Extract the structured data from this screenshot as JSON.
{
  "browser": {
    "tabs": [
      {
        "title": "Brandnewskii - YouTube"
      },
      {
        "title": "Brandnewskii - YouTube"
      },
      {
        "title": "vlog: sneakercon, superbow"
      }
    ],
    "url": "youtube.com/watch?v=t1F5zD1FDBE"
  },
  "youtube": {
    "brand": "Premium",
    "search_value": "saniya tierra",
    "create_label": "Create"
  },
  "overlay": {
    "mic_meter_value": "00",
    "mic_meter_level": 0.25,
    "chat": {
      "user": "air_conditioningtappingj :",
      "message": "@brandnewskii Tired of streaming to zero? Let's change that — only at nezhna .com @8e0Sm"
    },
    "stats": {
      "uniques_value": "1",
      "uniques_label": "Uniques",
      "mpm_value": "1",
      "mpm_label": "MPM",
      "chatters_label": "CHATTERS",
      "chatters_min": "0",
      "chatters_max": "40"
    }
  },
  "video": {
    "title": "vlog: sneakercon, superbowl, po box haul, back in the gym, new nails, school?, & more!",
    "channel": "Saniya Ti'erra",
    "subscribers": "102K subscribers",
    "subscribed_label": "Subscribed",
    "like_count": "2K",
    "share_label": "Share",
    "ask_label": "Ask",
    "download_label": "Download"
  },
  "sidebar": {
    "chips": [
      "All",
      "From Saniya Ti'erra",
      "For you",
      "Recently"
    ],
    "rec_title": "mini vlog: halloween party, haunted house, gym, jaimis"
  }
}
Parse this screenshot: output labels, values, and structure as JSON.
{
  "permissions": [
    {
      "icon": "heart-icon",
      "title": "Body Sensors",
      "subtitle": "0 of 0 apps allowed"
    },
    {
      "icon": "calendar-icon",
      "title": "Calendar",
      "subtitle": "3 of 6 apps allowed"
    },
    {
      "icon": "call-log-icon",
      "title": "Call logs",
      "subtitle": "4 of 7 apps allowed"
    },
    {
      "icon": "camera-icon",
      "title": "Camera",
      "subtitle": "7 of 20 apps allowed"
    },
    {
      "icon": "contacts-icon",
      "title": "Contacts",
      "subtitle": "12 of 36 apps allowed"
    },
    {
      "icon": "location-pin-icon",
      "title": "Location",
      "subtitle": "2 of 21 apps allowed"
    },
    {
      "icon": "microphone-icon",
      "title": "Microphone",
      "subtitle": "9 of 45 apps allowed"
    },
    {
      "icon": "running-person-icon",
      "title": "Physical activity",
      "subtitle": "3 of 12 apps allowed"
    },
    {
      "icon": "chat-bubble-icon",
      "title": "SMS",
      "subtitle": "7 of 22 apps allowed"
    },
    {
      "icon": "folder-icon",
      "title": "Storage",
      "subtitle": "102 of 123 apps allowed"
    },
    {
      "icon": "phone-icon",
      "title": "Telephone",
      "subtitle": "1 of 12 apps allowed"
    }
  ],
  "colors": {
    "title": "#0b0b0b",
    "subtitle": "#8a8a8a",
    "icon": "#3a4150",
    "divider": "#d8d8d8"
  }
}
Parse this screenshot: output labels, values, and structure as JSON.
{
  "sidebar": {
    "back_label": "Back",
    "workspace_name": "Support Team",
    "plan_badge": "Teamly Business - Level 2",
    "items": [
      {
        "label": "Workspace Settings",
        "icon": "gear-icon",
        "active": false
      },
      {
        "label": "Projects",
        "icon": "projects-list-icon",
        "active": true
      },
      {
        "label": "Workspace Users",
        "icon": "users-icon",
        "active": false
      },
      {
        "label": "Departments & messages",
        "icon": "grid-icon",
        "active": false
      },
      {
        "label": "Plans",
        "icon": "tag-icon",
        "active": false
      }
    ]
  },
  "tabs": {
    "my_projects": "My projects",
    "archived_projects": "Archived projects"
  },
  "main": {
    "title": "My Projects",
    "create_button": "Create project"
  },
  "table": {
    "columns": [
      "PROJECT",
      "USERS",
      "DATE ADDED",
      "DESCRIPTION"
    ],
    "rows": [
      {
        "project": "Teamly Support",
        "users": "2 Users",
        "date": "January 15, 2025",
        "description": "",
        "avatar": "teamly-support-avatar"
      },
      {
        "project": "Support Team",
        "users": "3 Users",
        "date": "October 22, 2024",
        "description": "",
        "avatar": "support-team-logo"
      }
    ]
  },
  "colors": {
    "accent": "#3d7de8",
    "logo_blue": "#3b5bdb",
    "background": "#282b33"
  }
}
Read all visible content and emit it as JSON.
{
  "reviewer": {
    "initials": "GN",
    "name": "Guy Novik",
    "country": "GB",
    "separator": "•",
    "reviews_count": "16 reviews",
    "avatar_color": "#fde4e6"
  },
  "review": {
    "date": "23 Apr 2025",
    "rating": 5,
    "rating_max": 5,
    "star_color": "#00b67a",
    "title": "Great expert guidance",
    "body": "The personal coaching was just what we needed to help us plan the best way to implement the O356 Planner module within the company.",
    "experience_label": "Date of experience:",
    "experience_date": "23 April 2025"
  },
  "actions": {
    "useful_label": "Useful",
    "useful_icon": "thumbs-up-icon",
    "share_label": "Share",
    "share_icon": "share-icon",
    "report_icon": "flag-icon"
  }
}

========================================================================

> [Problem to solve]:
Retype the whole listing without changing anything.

> [Output below]:
Extract the structured data from this screenshot as JSON.
{
  "browser": {
    "tabs": [
      {
        "title": "Brandnewskii - YouTube"
      },
      {
        "title": "Brandnewskii - YouTube"
      },
      {
        "title": "vlog: sneakercon, superbow"
      }
    ],
    "url": "youtube.com/watch?v=t1F5zD1FDBE"
  },
  "youtube": {
    "brand": "Premium",
    "search_value": "saniya tierra",
    "create_label": "Create"
  },
  "overlay": {
    "mic_meter_value": "00",
    "mic_meter_level": 0.25,
    "chat": {
      "user": "air_conditioningtappingj :",
      "message": "@brandnewskii Tired of streaming to zero? Let's change that — only at nezhna .com @8e0Sm"
    },
    "stats": {
      "uniques_value": "1",
      "uniques_label": "Uniques",
      "mpm_value": "1",
      "mpm_label": "MPM",
      "chatters_label": "CHATTERS",
      "chatters_min": "0",
      "chatters_max": "40"
    }
  },
  "video": {
    "title": "vlog: sneakercon, superbowl, po box haul, back in the gym, new nails, school?, & more!",
    "channel": "Saniya Ti'erra",
    "subscribers": "102K subscribers",
    "subscribed_label": "Subscribed",
    "like_count": "2K",
    "share_label": "Share",
    "ask_label": "Ask",
    "download_label": "Download"
  },
  "sidebar": {
    "chips": [
      "All",
      "From Saniya Ti'erra",
      "For you",
      "Recently"
    ],
    "rec_title": "mini vlog: halloween party, haunted house, gym, jaimis"
  }
}
Parse this screenshot: output labels, values, and structure as JSON.
{
  "permissions": [
    {
      "icon": "heart-icon",
      "title": "Body Sensors",
      "subtitle": "0 of 0 apps allowed"
    },
    {
      "icon": "calendar-icon",
      "title": "Calendar",
      "subtitle": "3 of 6 apps allowed"
    },
    {
      "icon": "call-log-icon",
      "title": "Call logs",
      "subtitle": "4 of 7 apps allowed"
    },
    {
      "icon": "camera-icon",
      "title": "Camera",
      "subtitle": "7 of 20 apps allowed"
    },
    {
      "icon": "contacts-icon",
      "title": "Contacts",
      "subtitle": "12 of 36 apps allowed"
    },
    {
      "icon": "location-pin-icon",
      "title": "Location",
      "subtitle": "2 of 21 apps allowed"
    },
    {
      "icon": "microphone-icon",
      "title": "Microphone",
      "subtitle": "9 of 45 apps allowed"
    },
    {
      "icon": "running-person-icon",
      "title": "Physical activity",
      "subtitle": "3 of 12 apps allowed"
    },
    {
      "icon": "chat-bubble-icon",
      "title": "SMS",
      "subtitle": "7 of 22 apps allowed"
    },
    {
      "icon": "folder-icon",
      "title": "Storage",
      "subtitle": "102 of 123 apps allowed"
    },
    {
      "icon": "phone-icon",
      "title": "Telephone",
      "subtitle": "1 of 12 apps allowed"
    }
  ],
  "colors": {
    "title": "#0b0b0b",
    "subtitle": "#8a8a8a",
    "icon": "#3a4150",
    "divider": "#d8d8d8"
  }
}
Parse this screenshot: output labels, values, and structure as JSON.
{
  "sidebar": {
    "back_label": "Back",
    "workspace_name": "Support Team",
    "plan_badge": "Teamly Business - Level 2",
    "items": [
      {
        "label": "Workspace Settings",
        "icon": "gear-icon",
        "active": false
      },
      {
        "label": "Projects",
        "icon": "projects-list-icon",
        "active": true
      },
      {
        "label": "Workspace Users",
        "icon": "users-icon",
        "active": false
      },
      {
        "label": "Departments & messages",
        "icon": "grid-icon",
        "active": false
      },
      {
        "label": "Plans",
        "icon": "tag-icon",
        "active": false
      }
    ]
  },
  "tabs": {
    "my_projects": "My projects",
    "archived_projects": "Archived projects"
  },
  "main": {
    "title": "My Projects",
    "create_button": "Create project"
  },
  "table": {
    "columns": [
      "PROJECT",
      "USERS",
      "DATE ADDED",
      "DESCRIPTION"
    ],
    "rows": [
      {
        "project": "Teamly Support",
        "users": "2 Users",
        "date": "January 15, 2025",
        "description": "",
        "avatar": "teamly-support-avatar"
      },
      {
        "project": "Support Team",
        "users": "3 Users",
        "date": "October 22, 2024",
        "description": "",
        "avatar": "support-team-logo"
      }
    ]
  },
  "colors": {
    "accent": "#3d7de8",
    "logo_blue": "#3b5bdb",
    "background": "#282b33"
  }
}
Read all visible content and emit it as JSON.
{
  "reviewer": {
    "initials": "GN",
    "name": "Guy Novik",
    "country": "GB",
    "separator": "•",
    "reviews_count": "16 reviews",
    "avatar_color": "#fde4e6"
  },
  "review": {
    "date": "23 Apr 2025",
    "rating": 5,
    "rating_max": 5,
    "star_color": "#00b67a",
    "title": "Great expert guidance",
    "body": "The personal coaching was just what we needed to help us plan the best way to implement the O356 Planner module within the company.",
    "experience_label": "Date of experience:",
    "experience_date": "23 April 2025"
  },
  "actions": {
    "useful_label": "Useful",
    "useful_icon": "thumbs-up-icon",
    "share_label": "Share",
    "share_icon": "share-icon",
    "report_icon": "flag-icon"
  }
}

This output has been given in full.